Output the listing below verbatim.

··········

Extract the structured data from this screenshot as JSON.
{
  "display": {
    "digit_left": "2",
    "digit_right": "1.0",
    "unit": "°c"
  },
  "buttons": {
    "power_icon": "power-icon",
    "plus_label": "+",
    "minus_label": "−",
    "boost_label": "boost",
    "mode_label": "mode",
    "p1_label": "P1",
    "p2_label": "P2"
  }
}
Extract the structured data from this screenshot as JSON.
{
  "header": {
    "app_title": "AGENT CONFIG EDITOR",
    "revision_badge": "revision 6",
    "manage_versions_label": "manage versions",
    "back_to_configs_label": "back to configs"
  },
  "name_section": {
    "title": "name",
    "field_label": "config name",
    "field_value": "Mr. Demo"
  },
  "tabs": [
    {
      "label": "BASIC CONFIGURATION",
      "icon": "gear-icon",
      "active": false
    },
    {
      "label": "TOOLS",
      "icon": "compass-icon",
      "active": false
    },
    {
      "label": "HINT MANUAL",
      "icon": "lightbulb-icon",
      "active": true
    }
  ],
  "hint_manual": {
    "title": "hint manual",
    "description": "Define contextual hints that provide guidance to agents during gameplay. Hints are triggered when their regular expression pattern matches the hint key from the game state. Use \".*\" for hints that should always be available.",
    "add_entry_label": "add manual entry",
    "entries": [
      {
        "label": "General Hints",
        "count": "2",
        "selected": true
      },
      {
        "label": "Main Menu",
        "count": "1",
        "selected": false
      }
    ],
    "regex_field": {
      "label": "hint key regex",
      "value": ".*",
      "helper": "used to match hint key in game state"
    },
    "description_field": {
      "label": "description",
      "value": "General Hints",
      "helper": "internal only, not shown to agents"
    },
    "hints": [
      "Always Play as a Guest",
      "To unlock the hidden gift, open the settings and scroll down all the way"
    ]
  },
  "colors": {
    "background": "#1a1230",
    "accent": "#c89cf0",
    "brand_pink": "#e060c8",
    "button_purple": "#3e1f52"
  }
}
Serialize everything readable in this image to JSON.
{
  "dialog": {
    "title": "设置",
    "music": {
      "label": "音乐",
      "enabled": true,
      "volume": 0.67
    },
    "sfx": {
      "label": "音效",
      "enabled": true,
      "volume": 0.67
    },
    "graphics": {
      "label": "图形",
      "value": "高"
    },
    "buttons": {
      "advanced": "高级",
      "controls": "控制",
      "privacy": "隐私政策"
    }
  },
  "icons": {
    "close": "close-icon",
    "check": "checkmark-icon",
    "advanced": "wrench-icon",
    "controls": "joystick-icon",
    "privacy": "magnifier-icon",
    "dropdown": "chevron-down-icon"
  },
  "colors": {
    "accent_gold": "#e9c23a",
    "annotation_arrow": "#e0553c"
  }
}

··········

* **SOLVED PROBLEM**
Extract the structured data from this screenshot as JSON.
{
  "display": {
    "digit_left": "2",
    "digit_right": "1.0",
    "unit": "°c"
  },
  "buttons": {
    "power_icon": "power-icon",
    "plus_label": "+",
    "minus_label": "−",
    "boost_label": "boost",
    "mode_label": "mode",
    "p1_label": "P1",
    "p2_label": "P2"
  }
}
Extract the structured data from this screenshot as JSON.
{
  "header": {
    "app_title": "AGENT CONFIG EDITOR",
    "revision_badge": "revision 6",
    "manage_versions_label": "manage versions",
    "back_to_configs_label": "back to configs"
  },
  "name_section": {
    "title": "name",
    "field_label": "config name",
    "field_value": "Mr. Demo"
  },
  "tabs": [
    {
      "label": "BASIC CONFIGURATION",
      "icon": "gear-icon",
      "active": false
    },
    {
      "label": "TOOLS",
      "icon": "compass-icon",
      "active": false
    },
    {
      "label": "HINT MANUAL",
      "icon": "lightbulb-icon",
      "active": true
    }
  ],
  "hint_manual": {
    "title": "hint manual",
    "description": "Define contextual hints that provide guidance to agents during gameplay. Hints are triggered when their regular expression pattern matches the hint key from the game state. Use \".*\" for hints that should always be available.",
    "add_entry_label": "add manual entry",
    "entries": [
      {
        "label": "General Hints",
        "count": "2",
        "selected": true
      },
      {
        "label": "Main Menu",
        "count": "1",
        "selected": false
      }
    ],
    "regex_field": {
      "label": "hint key regex",
      "value": ".*",
      "helper": "used to match hint key in game state"
    },
    "description_field": {
      "label": "description",
      "value": "General Hints",
      "helper": "internal only, not shown to agents"
    },
    "hints": [
      "Always Play as a Guest",
      "To unlock the hidden gift, open the settings and scroll down all the way"
    ]
  },
  "colors": {
    "background": "#1a1230",
    "accent": "#c89cf0",
    "brand_pink": "#e060c8",
    "button_purple": "#3e1f52"
  }
}
Serialize everything readable in this image to JSON.
{
  "dialog": {
    "title": "设置",
    "music": {
      "label": "音乐",
      "enabled": true,
      "volume": 0.67
    },
    "sfx": {
      "label": "音效",
      "enabled": true,
      "volume": 0.67
    },
    "graphics": {
      "label": "图形",
      "value": "高"
    },
    "buttons": {
      "advanced": "高级",
      "controls": "控制",
      "privacy": "隐私政策"
    }
  },
  "icons": {
    "close": "close-icon",
    "check": "checkmark-icon",
    "advanced": "wrench-icon",
    "controls": "joystick-icon",
    "privacy": "magnifier-icon",
    "dropdown": "chevron-down-icon"
  },
  "colors": {
    "accent_gold": "#e9c23a",
    "annotation_arrow": "#e0553c"
  }
}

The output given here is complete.